In 2010 Zhu Wei took out the red flags from the background of his Utopia series and started to paint them independently in a way of abstract, and the texture in those paintings reminds us the focus-out method created by German contemporary master Richter. However, what Zhu Wei is looking for is the outlining methods of the drapes of ancient clothes such as "Cao’s clothes rising from the water” and "Wu’s clothes carrying the wind". "It's close to orchid leaf outlining, the representative works of which are Celestial King Delivering a Son and The Eighty-seven Immortals. Modern people dress conveniently so this kind of outlining technique is not fit for them." Zhu Wei said. He has seen some new fine brushwork made during the period of Cultural Revolution, "for example, when they are drawing the subjects of somebody inspecting some hydraulic construction site, somebody stopping the frightened horse, etc., the painters combined wire outlining and orchid leaf outlining, which made the figures excessively elegant and unsteady, as if they cannot do any labour work, and they are just a group of peasants passing by the construction site in a sleepwalking state. And the cadre who is inspecting the site is like an immortal descended to the earth, coming with clouds and fogs, staying for a short while, leaving in a minute. It's not based on reality."
Although the traditional outlining methods of clothes are rarely used in modern environment and motifs, "I found the red flag series is a unique symbol of our contemporary reality and living conditions.
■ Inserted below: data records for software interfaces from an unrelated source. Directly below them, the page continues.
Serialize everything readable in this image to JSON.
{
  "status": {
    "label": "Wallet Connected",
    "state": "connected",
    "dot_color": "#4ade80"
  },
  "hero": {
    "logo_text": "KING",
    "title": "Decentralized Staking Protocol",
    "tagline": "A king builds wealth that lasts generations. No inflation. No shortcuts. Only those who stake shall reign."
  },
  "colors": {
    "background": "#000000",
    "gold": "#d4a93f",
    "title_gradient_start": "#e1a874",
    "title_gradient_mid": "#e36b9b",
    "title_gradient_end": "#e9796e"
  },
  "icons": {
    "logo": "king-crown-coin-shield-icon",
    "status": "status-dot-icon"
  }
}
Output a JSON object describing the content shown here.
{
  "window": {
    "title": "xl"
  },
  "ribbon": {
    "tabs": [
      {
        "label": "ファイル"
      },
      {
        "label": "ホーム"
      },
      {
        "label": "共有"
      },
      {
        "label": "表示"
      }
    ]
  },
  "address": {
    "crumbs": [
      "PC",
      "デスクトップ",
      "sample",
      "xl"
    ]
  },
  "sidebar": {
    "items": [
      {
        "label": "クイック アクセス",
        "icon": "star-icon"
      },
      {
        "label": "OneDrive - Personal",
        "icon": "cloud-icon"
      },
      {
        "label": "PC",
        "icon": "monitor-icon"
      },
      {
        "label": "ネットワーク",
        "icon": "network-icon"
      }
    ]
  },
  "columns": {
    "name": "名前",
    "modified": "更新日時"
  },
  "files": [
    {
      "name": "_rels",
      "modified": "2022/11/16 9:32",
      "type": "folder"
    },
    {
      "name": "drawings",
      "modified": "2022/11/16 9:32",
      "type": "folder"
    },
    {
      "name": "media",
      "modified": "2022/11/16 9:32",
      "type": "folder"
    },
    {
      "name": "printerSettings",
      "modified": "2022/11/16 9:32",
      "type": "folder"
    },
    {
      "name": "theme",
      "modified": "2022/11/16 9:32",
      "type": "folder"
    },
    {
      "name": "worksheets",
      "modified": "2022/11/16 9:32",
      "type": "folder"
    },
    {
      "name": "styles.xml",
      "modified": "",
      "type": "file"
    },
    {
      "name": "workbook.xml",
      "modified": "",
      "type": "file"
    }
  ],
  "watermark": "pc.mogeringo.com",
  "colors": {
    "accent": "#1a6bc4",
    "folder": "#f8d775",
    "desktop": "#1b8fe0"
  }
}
We have a so-called five thousand years of history, but until the current moment, there never was a dynasty or time as now that we are facing a same color and same image which so overwhelmingly affects millions of families and several generations."